Article Id 192526



This article explains what happens to the traffic when the VPN tunnel goes down with respect to the routing on the FortiGate.



In this scenario, it is assumed that there is a site-to-site VPN between two FortiGates already configured and working.

There are two cases to consider:


  1. When the VPN tunnel is down.
  2.  When the VPN tunnel comes back up.


  • Usually, when the tunnel is up, the traffic between the two sites happens across the VPN tunnel.

Case 1: When the Tunnel is brought down:


  • Using ping to test the traffic.

On-Site A, ping is initiated from a PC:

  • The request reaches the FortiGate.
  •  On the FortiGate, route look-up is done. As the tunnel is down, the request is not sent out through the IPsec tunnel, however, the default route is chosen and sent out.
  •  ISP drops it as the remote host is a private IP.

Case 2: When the Tunnel is up:

  •  If there is a continuous ping request, it hits the same session on the FortiGate and uses the same route in the route cache.
  • Because of the initial request, there is a session created on the FortiGate, and will hold that session for a specific time (based on the session-TTL).
  • By default, the session-TTL for the ICMP is 1 minute.
  • So, if the ping request is re-initiated within this session-ttl time (1 min), the request hits the same session and will never be able to reach the actual destination.

The session can be cleared in this case or wait for the idle timeout to expire.

The solution to avoid such a situation to occur is as follows:

  • On a working site-to-site VPN configuration, there should be already a static route created for the remote destination.
  • Now, create a black hole route on the FortiGate for the same destination network with a higher distance than the original one (by default it takes a distance '10'). It's mandatory to note that you can't use AD of 255, because 255 is a special value which means that the route should never be used. (and always discards routes whose preference value is 255).

Syntax for the black hole route:

config router static
    edit {sequence_number>
        set blackhole enable
        set distance 50
        set dst [destination-address_ipv4mask>

This route is active when the tunnel is down.
By adding this route the FortiGate is being told to drop the requests silently.

  • So, there are no sessions added on the FortiGate and hence the ping test or the actual traffic or probes should return an immediate response when the tunnel is up.

This also helps in making the network more secure because the traffic that is supposed to enter the encrypted tunnel is now not pushed to the default route (ISP) when the tunnel is down.
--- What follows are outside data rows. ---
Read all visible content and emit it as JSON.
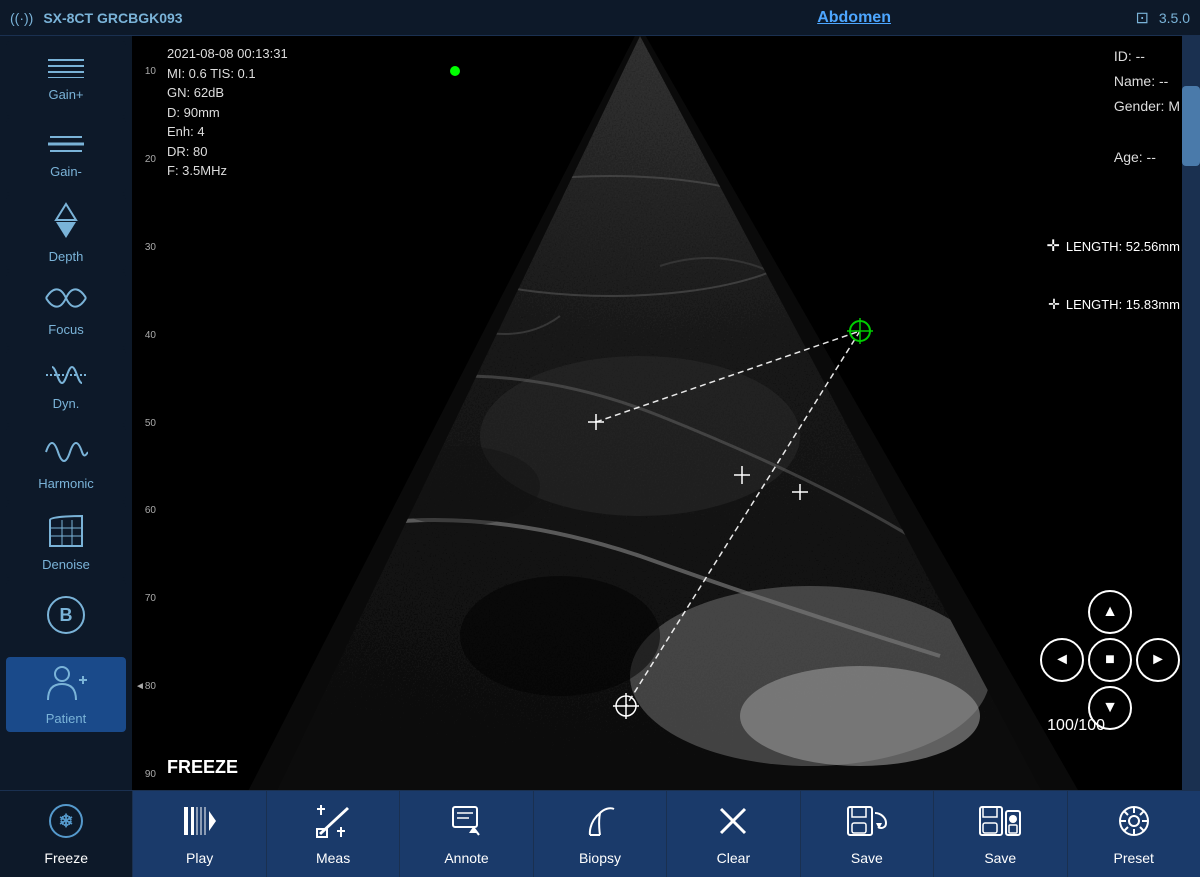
{
  "topbar": {
    "signal_icon": "((·))",
    "device": "SX-8CT GRCBGK093",
    "exam_type": "Abdomen",
    "wifi_icon": "⊡",
    "version": "3.5.0"
  },
  "sidebar": {
    "items": [
      {
        "id": "gain-plus",
        "label": "Gain+",
        "icon": "≡"
      },
      {
        "id": "gain-minus",
        "label": "Gain-",
        "icon": "≡"
      },
      {
        "id": "depth",
        "label": "Depth",
        "icon": "⇅"
      },
      {
        "id": "focus",
        "label": "Focus",
        "icon": "⋈"
      },
      {
        "id": "dyn",
        "label": "Dyn.",
        "icon": "∿"
      },
      {
        "id": "harmonic",
        "label": "Harmonic",
        "icon": "∿"
      },
      {
        "id": "denoise",
        "label": "Denoise",
        "icon": "▦"
      },
      {
        "id": "b-mode",
        "label": "B",
        "icon": ""
      },
      {
        "id": "patient",
        "label": "Patient",
        "icon": "👤"
      }
    ]
  },
  "scan_info": {
    "datetime": "2021-08-08 00:13:31",
    "mi": "MI: 0.6  TIS: 0.1",
    "gn": "GN: 62dB",
    "depth": "D: 90mm",
    "enh": "Enh: 4",
    "dr": "DR: 80",
    "freq": "F: 3.5MHz"
  },
  "patient_info": {
    "id": "ID: --",
    "name": "Name: --",
    "gender": "Gender: M",
    "age": "Age: --"
  },
  "measurements": {
    "length1_label": "LENGTH: 52.56mm",
    "length2_label": "LENGTH: 15.83mm"
  },
  "depth_scale": {
    "labels": [
      "10",
      "20",
      "30",
      "40",
      "50",
      "60",
      "70",
      "80",
      "90"
    ]
  },
  "overlay": {
    "freeze_text": "FREEZE",
    "frame_counter": "100/100"
  },
  "toolbar": {
    "freeze_label": "Freeze",
    "play_label": "Play",
    "meas_label": "Meas",
    "annote_label": "Annote",
    "biopsy_label": "Biopsy",
    "clear_label": "Clear",
    "save1_label": "Save",
    "save2_label": "Save",
    "preset_label": "Preset"
  }
}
If the site-to-site VPN was configured using IPsec Wizard, the blackhole route will be created automatically with an administrative distance of 254. Due to hardware limitations, only a specific number of static routes can be created. The maximum number of static routes can be verified here.
To conserve the number of available static routes, it is possible to put all remote subnets of IPsec tunnels in a single address group and create only one black hole route. Under address/address group objects, make sure 'Static route configuration' is enabled.